Popular Entertainment

Popular Entertainment in the Elizabethan Age

Public Performances

  • Theatre was immensely popular during the Elizabethan age with public performances being the main source of entertainment. Similarly, travelling troupes performed at inns, courts and private houses.
  • Morris dancing was a common form of entertainment in the streets and often featured in fairs, along with jugglers and acrobats.
  • Mystery plays, based on Bible stories, were performed out in the open, especially around religious holidays.
  • Bear-baiting and cockfighting were also public amusements, although often criticized even in Elizabethan times because of their cruelty.

Music and Festivals

  • Music played a key role with both vocal and instrumental pieces being popular. Ballads were the most commonly heard songs, sung by minstrels.
  • Festivals were a major part of Elizabethan life, often having large public celebrations with feasts, games and performances.
  • Masked Balls were a popular form of Elizabethan celebration, particularly amongst the upper classes.

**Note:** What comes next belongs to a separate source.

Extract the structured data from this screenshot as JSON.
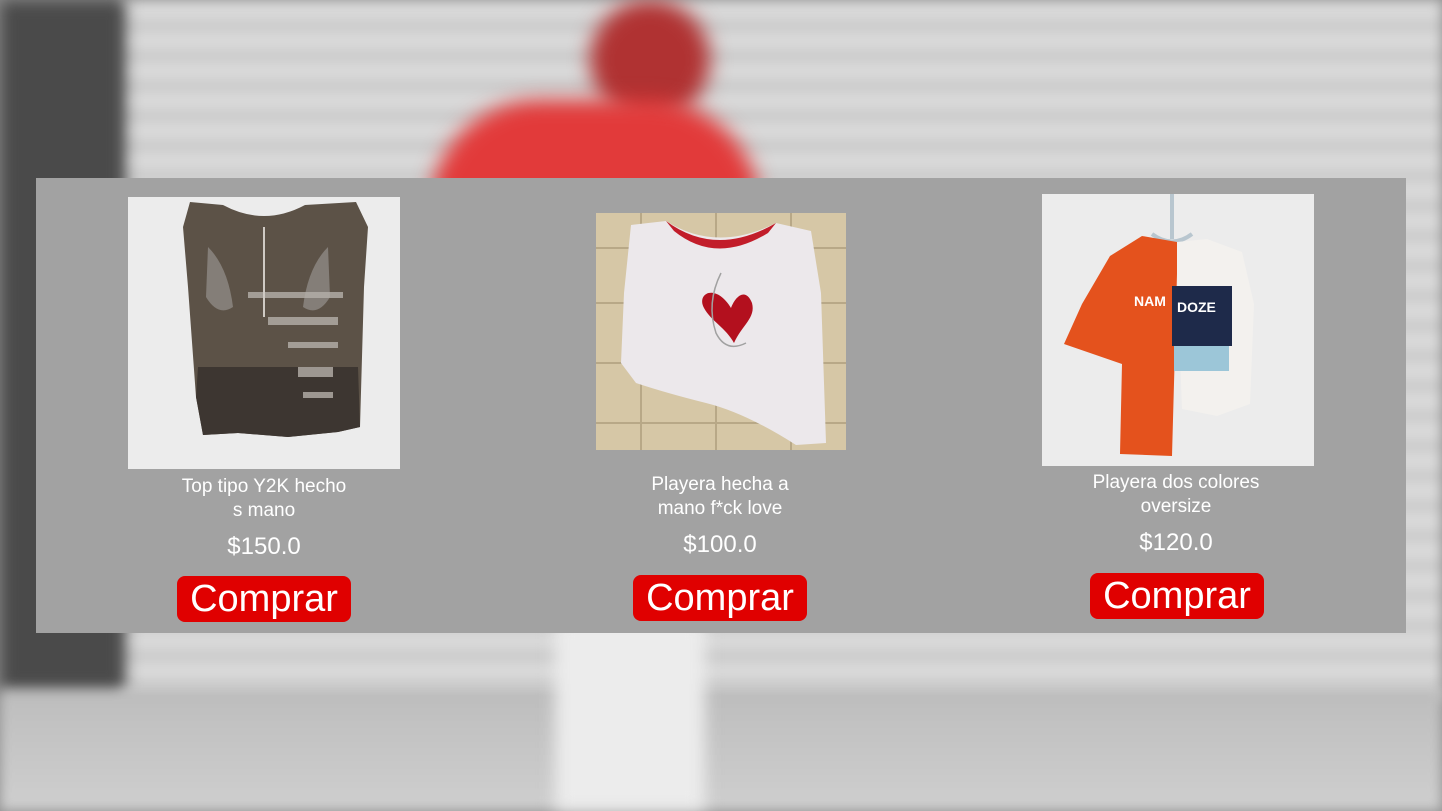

  • The Elizabethan age saw a rise in popularity in many sports. Football was played, though more violent and less regulated than today. Archery was practiced by men of all social ranks.
  • Hunting and Hawking were popular pastimes of the nobility, seen as both a sport and a way of topping up food supplies.
  • Skittles, an early form of bowling, was popular among the lower classes.

Indoor Entertainment

  • Many forms of indoor entertainment were enjoyed by the Elizabethans. Chess and cards were popular games.
  • Reading was also enjoyed by those who were literate.
  • Indoor performances such as stage plays and masques were high-quality, professional productions, often attended by Her Majesty and her court.

Students should remember that the upper-class view of what constituted ‘popular’ entertainment was often at odds with that of the lower classes. Despite this, the above points cover some of the most common forms of entertainment during this period.